Young people who use marijuana may be at risk for heart attacks and other serious cardiovascular problems, a new study suggests.
Researchers reviewed records from the French Addictovigilance Network, a national system of centers in France that gather information about drug abuse and dependence. From 2006 to 2010, they found 35 reports of patients who had experienced cardiovascular complications following cannabis use. The study was published Tuesday in the Journal of the American Heart Association.
About 85% of the patients were men and their average age was 34. In nine cases the patient died.
While the study doesn’t identify a particular level of risk of marijuana use, it does call for more research on the subject, and warns doctors that there seems to be at least some danger.
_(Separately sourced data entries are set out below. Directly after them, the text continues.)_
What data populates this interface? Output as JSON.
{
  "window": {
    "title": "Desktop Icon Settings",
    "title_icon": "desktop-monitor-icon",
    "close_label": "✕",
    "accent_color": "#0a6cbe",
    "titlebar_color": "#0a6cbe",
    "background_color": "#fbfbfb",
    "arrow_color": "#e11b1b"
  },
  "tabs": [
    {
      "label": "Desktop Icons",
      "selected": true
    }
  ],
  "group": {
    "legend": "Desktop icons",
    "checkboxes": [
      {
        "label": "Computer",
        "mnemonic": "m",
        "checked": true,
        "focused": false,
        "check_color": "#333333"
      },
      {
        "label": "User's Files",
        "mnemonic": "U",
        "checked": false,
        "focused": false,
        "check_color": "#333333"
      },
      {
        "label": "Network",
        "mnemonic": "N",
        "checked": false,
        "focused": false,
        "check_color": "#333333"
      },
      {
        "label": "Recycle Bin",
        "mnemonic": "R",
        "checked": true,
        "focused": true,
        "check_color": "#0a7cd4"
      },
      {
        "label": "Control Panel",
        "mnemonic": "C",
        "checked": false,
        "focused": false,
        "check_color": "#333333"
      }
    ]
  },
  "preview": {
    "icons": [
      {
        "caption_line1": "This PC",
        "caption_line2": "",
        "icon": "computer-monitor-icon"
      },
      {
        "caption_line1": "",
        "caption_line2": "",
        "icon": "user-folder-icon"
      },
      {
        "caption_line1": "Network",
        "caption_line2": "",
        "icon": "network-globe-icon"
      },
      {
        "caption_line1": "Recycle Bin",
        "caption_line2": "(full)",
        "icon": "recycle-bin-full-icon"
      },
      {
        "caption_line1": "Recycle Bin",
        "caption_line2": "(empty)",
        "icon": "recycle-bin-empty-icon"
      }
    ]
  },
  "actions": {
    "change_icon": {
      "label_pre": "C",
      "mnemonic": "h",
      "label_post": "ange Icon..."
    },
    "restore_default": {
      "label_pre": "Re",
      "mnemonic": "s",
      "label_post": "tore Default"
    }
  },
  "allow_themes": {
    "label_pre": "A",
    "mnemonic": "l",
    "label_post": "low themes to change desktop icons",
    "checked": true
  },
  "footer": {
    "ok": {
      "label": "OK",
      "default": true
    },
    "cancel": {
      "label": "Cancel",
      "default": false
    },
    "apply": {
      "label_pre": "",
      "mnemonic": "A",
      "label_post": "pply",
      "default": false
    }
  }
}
“Currently people think (cannabis is) harmless,” says lead study author Emilie Jouanjus, at the Université Toulouse III – Paul Sabatier. “What I think is very important from my work is that we see cannabis use may lead to very serious complications on the cardiovascular system.”
Jouanjus was surprised to find all but one of the patients with cardiovascular problems were under the age of 50. She believes this study shows only the tip of the iceberg, as people usually under-report their cannabis use.
“This study shows a some preliminary evidence of cardiovascular harm from marijuana but isn’t conclusive,” Dr. Allen Taylor, chief of cardiology at Georgetown University School of Medicine, told CNN in an e-mail. “The study’s limitations are important in that we can’t know how high the risk is, just that there is a signal of risk between marijuana smoking and heart troubles.”
Taylor says it’s a shame that more isn’t known about the potential harms of cannabis.
“It seems that public perception is ahead of the science,” he says. “We should remain open to the scientific facts as they evolve.”
Only 20% of patients in the study had a known history of heart disease or risk factors for heart disease. The other patients may have had unknown cardiovascular risk factors or a history that was not documented in the medical file.
“I’m not saying that any user of cannabis would suffer from any of these complications,” Jouanjus says. But “we do not have enough information to say that cannabis use is safe.”
Dr. Shereif Rezkalla. who wrote an editorial accompanying the study in JAHA, said doctors should be required to ask about marijuana use when they see a cardiac patient.
“The perception that marijuana is safe is deep-seated in the public and even amongst some health professionals,” says Rezkalla, a cardiologist at Marshfield Clinic in Marshfield, Wisconsin.
Taylor cautions that while this study doesn’t provide a final answer on the link between cannabis and serious heart problems, “it at least gives one pause to suggest to patients it may not be a heart-healthy habit.”